WORK INSTRUCTIONS: Scan the entries that follow for the word "title", then report every line in which it appears.
»»
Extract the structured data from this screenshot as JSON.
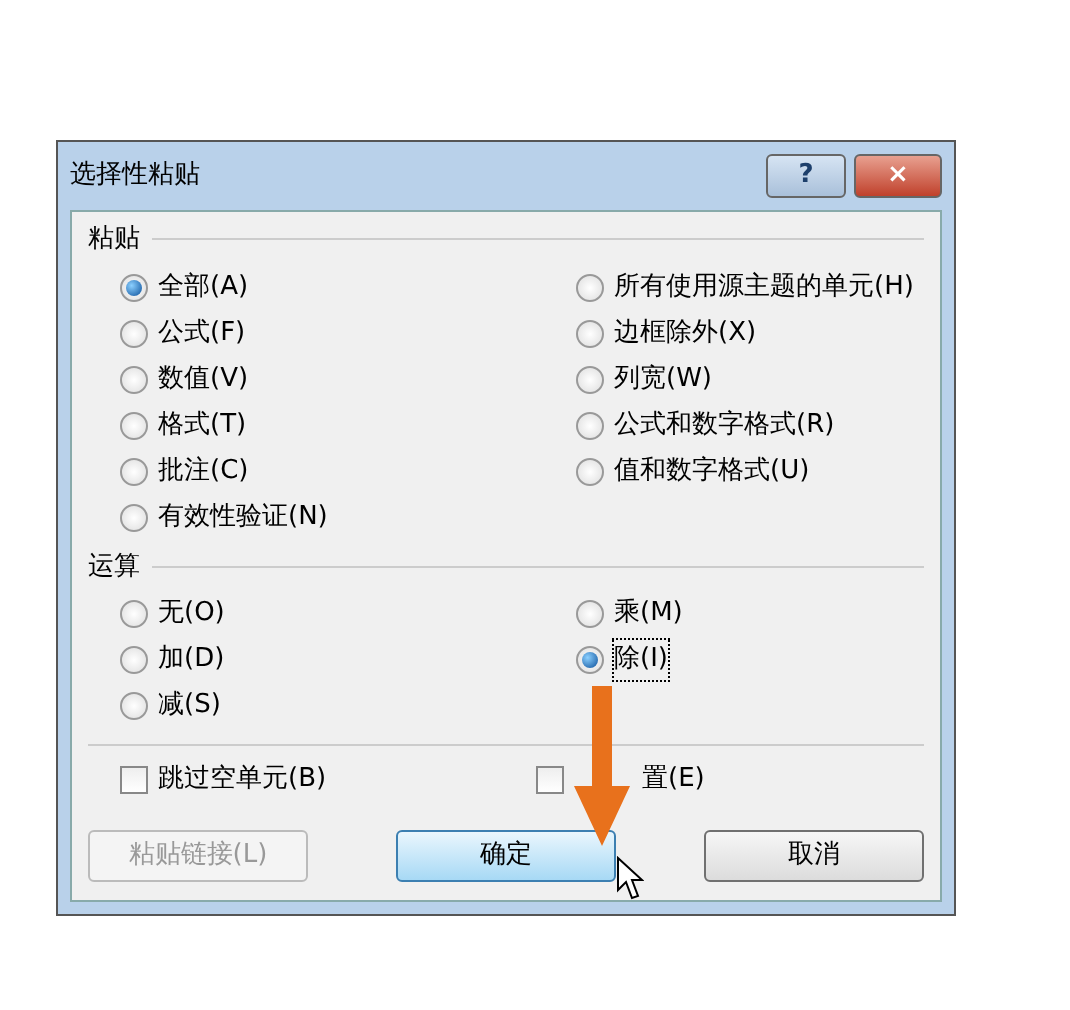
{
  "window": {
    "title": "选择性粘贴",
    "buttons": [
      "?",
      "×"
    ]
  },
  "paste": {
    "title": "粘贴",
    "options": [
      {
        "label": "全部(A)",
        "selected": true
      },
      {
        "label": "所有使用源主题的单元(H)",
        "selected": false
      },
      {
        "label": "公式(F)",
        "selected": false
      },
      {
        "label": "边框除外(X)",
        "selected": false
      },
      {
        "label": "数值(V)",
        "selected": false
      },
      {
        "label": "列宽(W)",
        "selected": false
      },
      {
        "label": "格式(T)",
        "selected": false
      },
      {
        "label": "公式和数字格式(R)",
        "selected": false
      },
      {
        "label": "批注(C)",
        "selected": false
      },
      {
        "label": "值和数字格式(U)",
        "selected": false
      },
      {
        "label": "有效性验证(N)",
        "selected": false
      }
    ]
  },
  "operation": {
    "title": "运算",
    "options": [
      {
        "label": "无(O)",
        "selected": false,
        "focused": false
      },
      {
        "label": "乘(M)",
        "selected": false,
        "focused": false
      },
      {
        "label": "加(D)",
        "selected": false,
        "focused": false
      },
      {
        "label": "除(I)",
        "selected": true,
        "focused": true
      },
      {
        "label": "减(S)",
        "selected": false,
        "focused": false
      }
    ]
  },
  "checkboxes": [
    {
      "label": "跳过空单元(B)",
      "checked": false
    },
    {
      "label": "置(E)",
      "checked": false
    }
  ],
  "buttons": [
    {
      "label": "粘贴链接(L)",
      "disabled": true,
      "highlighted": false
    },
    {
      "label": "确定",
      "disabled": false,
      "highlighted": true
    },
    {
      "label": "取消",
      "disabled": false,
      "highlighted": false
    }
  ]
}
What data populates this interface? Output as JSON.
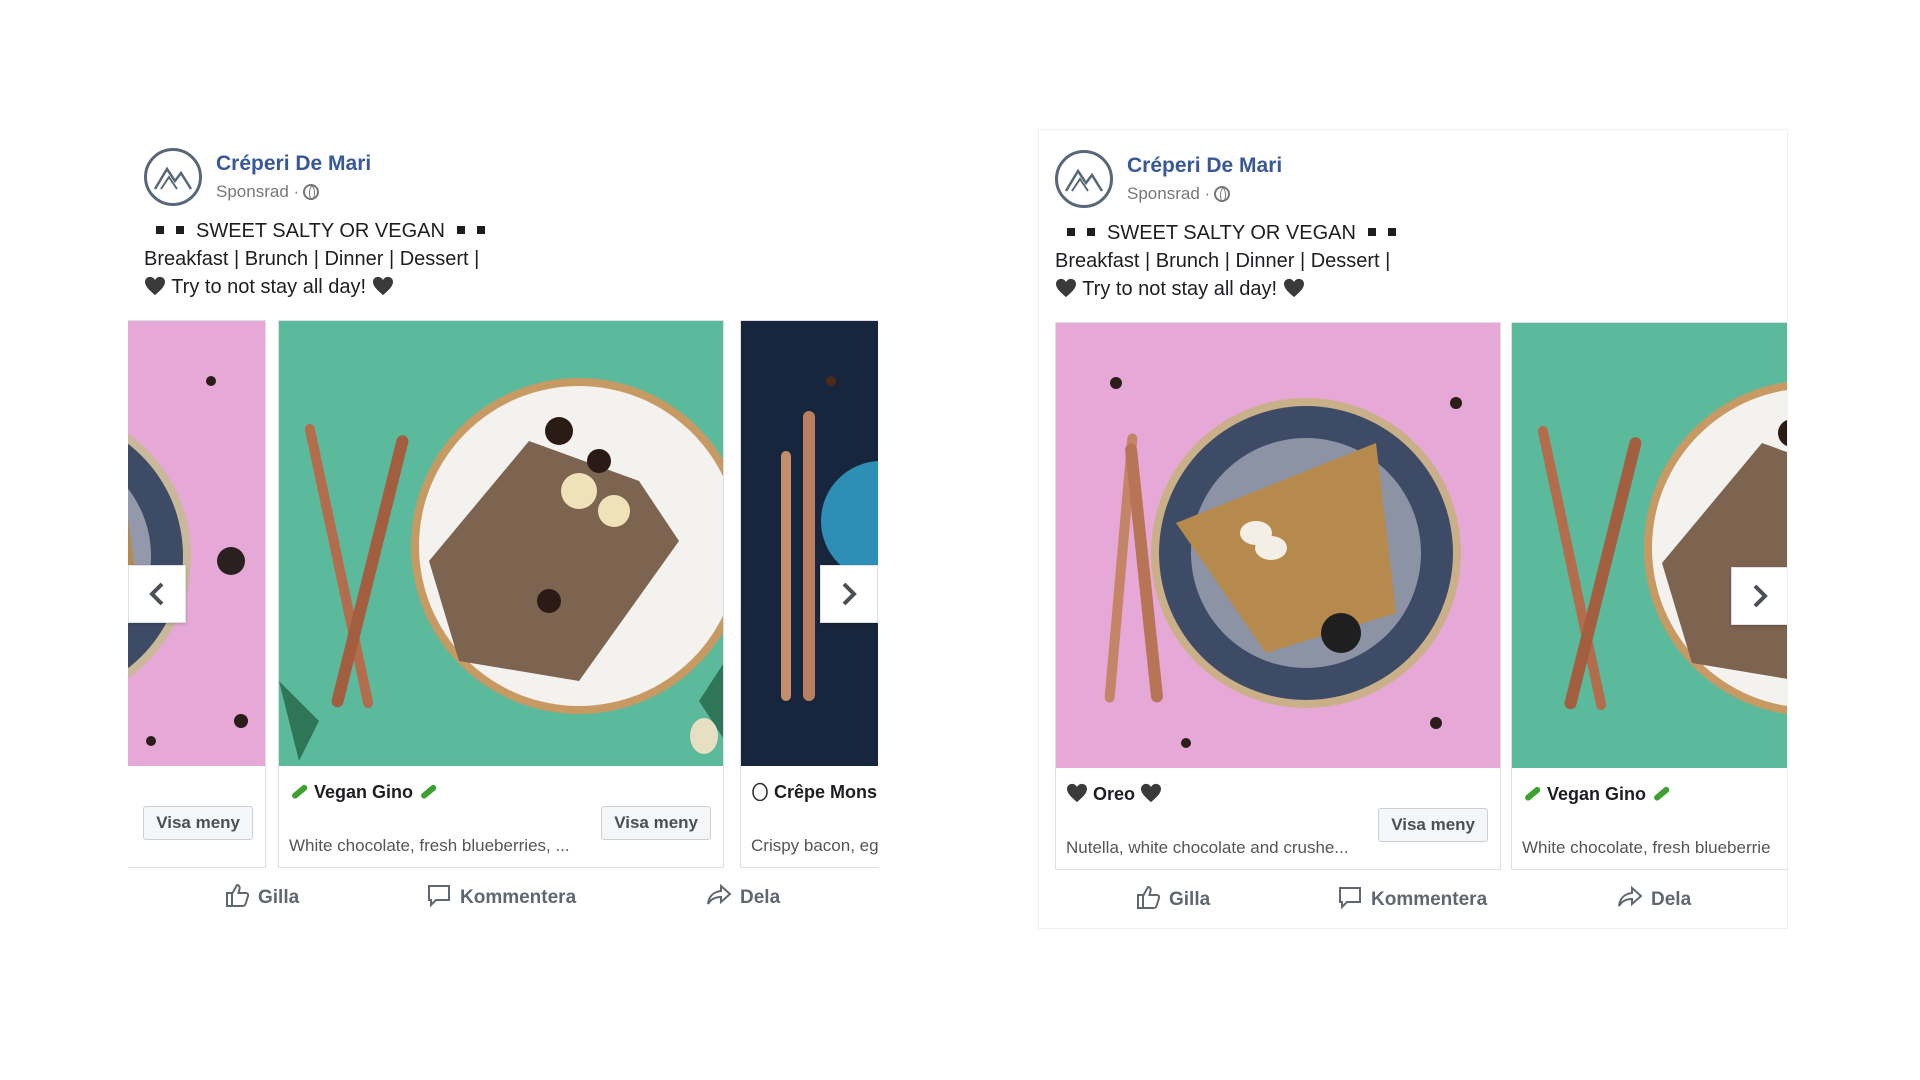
{
  "colors": {
    "brand_link": "#385898",
    "pink_bg": "#e6a8d6",
    "teal_bg": "#5bb99c",
    "navy_bg": "#18263d"
  },
  "post_left": {
    "page_name": "Créperi De Mari",
    "sponsored": "Sponsrad ·",
    "caption": {
      "line1": "SWEET SALTY OR VEGAN",
      "line2": "Breakfast | Brunch | Dinner | Dessert |",
      "line3": "Try to not stay all day!"
    },
    "cards": [
      {
        "title": "",
        "description": "",
        "button": "Visa meny"
      },
      {
        "title": "Vegan Gino",
        "description": "White chocolate, fresh blueberries, ...",
        "button": "Visa meny"
      },
      {
        "title": "Crêpe Mons",
        "description": "Crispy bacon, eg",
        "button": ""
      }
    ],
    "actions": {
      "like": "Gilla",
      "comment": "Kommentera",
      "share": "Dela"
    }
  },
  "post_right": {
    "page_name": "Créperi De Mari",
    "sponsored": "Sponsrad ·",
    "caption": {
      "line1": "SWEET SALTY OR VEGAN",
      "line2": "Breakfast | Brunch | Dinner | Dessert |",
      "line3": "Try to not stay all day!"
    },
    "cards": [
      {
        "title": "Oreo",
        "description": "Nutella, white chocolate and crushe...",
        "button": "Visa meny"
      },
      {
        "title": "Vegan Gino",
        "description": "White chocolate, fresh blueberrie",
        "button": ""
      }
    ],
    "actions": {
      "like": "Gilla",
      "comment": "Kommentera",
      "share": "Dela"
    }
  }
}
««
RESPONSE TO THIS TASK:
    "title": "选择性粘贴",
    "title": "粘贴",
    "title": "运算",
        "title": "",
        "title": "Vegan Gino",
        "title": "Crêpe Mons",
        "title": "Oreo",
        "title": "Vegan Gino",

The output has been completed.